## TASK STATEMENT:
When you copy the material, keep each line exactly as it appears.

## MATERIAL FOR THIS EXERCISE:
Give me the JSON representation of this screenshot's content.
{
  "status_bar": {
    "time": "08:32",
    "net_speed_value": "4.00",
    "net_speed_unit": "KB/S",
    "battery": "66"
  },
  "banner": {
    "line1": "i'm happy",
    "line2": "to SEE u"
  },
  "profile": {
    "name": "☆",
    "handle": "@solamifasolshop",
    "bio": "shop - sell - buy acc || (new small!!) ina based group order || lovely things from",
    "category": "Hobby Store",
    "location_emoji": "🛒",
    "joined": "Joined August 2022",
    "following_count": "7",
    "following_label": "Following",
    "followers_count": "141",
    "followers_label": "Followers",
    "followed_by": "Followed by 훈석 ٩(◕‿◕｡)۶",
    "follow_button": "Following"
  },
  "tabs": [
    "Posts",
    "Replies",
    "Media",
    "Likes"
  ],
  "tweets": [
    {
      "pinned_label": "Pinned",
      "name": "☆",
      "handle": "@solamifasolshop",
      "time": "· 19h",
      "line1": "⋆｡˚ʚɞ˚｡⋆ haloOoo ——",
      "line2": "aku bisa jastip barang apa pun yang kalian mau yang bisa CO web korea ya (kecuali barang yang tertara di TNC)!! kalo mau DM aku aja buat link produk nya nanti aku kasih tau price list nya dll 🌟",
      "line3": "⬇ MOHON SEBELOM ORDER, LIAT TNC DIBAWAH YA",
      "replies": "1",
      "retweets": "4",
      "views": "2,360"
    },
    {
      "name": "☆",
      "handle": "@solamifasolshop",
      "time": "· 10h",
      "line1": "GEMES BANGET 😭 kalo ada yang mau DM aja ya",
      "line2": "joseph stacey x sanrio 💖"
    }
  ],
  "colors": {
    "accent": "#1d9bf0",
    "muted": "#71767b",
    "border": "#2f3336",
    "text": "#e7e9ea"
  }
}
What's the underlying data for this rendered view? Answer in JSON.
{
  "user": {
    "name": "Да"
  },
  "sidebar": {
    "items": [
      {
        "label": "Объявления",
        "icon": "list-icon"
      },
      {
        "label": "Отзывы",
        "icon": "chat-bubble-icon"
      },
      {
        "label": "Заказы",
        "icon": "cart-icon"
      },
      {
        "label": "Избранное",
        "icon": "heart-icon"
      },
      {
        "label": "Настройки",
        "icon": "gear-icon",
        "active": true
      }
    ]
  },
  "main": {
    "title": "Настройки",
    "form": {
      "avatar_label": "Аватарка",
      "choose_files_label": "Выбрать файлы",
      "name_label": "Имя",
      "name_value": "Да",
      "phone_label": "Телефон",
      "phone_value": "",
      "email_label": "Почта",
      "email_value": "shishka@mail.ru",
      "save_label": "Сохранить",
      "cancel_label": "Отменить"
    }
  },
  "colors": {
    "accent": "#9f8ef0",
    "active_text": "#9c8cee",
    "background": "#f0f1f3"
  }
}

## SOLUTION FOR THIS EXERCISE:
Give me the JSON representation of this screenshot's content.
{
  "status_bar": {
    "time": "08:32",
    "net_speed_value": "4.00",
    "net_speed_unit": "KB/S",
    "battery": "66"
  },
  "banner": {
    "line1": "i'm happy",
    "line2": "to SEE u"
  },
  "profile": {
    "name": "☆",
    "handle": "@solamifasolshop",
    "bio": "shop - sell - buy acc || (new small!!) ina based group order || lovely things from",
    "category": "Hobby Store",
    "location_emoji": "🛒",
    "joined": "Joined August 2022",
    "following_count": "7",
    "following_label": "Following",
    "followers_count": "141",
    "followers_label": "Followers",
    "followed_by": "Followed by 훈석 ٩(◕‿◕｡)۶",
    "follow_button": "Following"
  },
  "tabs": [
    "Posts",
    "Replies",
    "Media",
    "Likes"
  ],
  "tweets": [
    {
      "pinned_label": "Pinned",
      "name": "☆",
      "handle": "@solamifasolshop",
      "time": "· 19h",
      "line1": "⋆｡˚ʚɞ˚｡⋆ haloOoo ——",
      "line2": "aku bisa jastip barang apa pun yang kalian mau yang bisa CO web korea ya (kecuali barang yang tertara di TNC)!! kalo mau DM aku aja buat link produk nya nanti aku kasih tau price list nya dll 🌟",
      "line3": "⬇ MOHON SEBELOM ORDER, LIAT TNC DIBAWAH YA",
      "replies": "1",
      "retweets": "4",
      "views": "2,360"
    },
    {
      "name": "☆",
      "handle": "@solamifasolshop",
      "time": "· 10h",
      "line1": "GEMES BANGET 😭 kalo ada yang mau DM aja ya",
      "line2": "joseph stacey x sanrio 💖"
    }
  ],
  "colors": {
    "accent": "#1d9bf0",
    "muted": "#71767b",
    "border": "#2f3336",
    "text": "#e7e9ea"
  }
}
What's the underlying data for this rendered view? Answer in JSON.
{
  "user": {
    "name": "Да"
  },
  "sidebar": {
    "items": [
      {
        "label": "Объявления",
        "icon": "list-icon"
      },
      {
        "label": "Отзывы",
        "icon": "chat-bubble-icon"
      },
      {
        "label": "Заказы",
        "icon": "cart-icon"
      },
      {
        "label": "Избранное",
        "icon": "heart-icon"
      },
      {
        "label": "Настройки",
        "icon": "gear-icon",
        "active": true
      }
    ]
  },
  "main": {
    "title": "Настройки",
    "form": {
      "avatar_label": "Аватарка",
      "choose_files_label": "Выбрать файлы",
      "name_label": "Имя",
      "name_value": "Да",
      "phone_label": "Телефон",
      "phone_value": "",
      "email_label": "Почта",
      "email_value": "shishka@mail.ru",
      "save_label": "Сохранить",
      "cancel_label": "Отменить"
    }
  },
  "colors": {
    "accent": "#9f8ef0",
    "active_text": "#9c8cee",
    "background": "#f0f1f3"
  }
}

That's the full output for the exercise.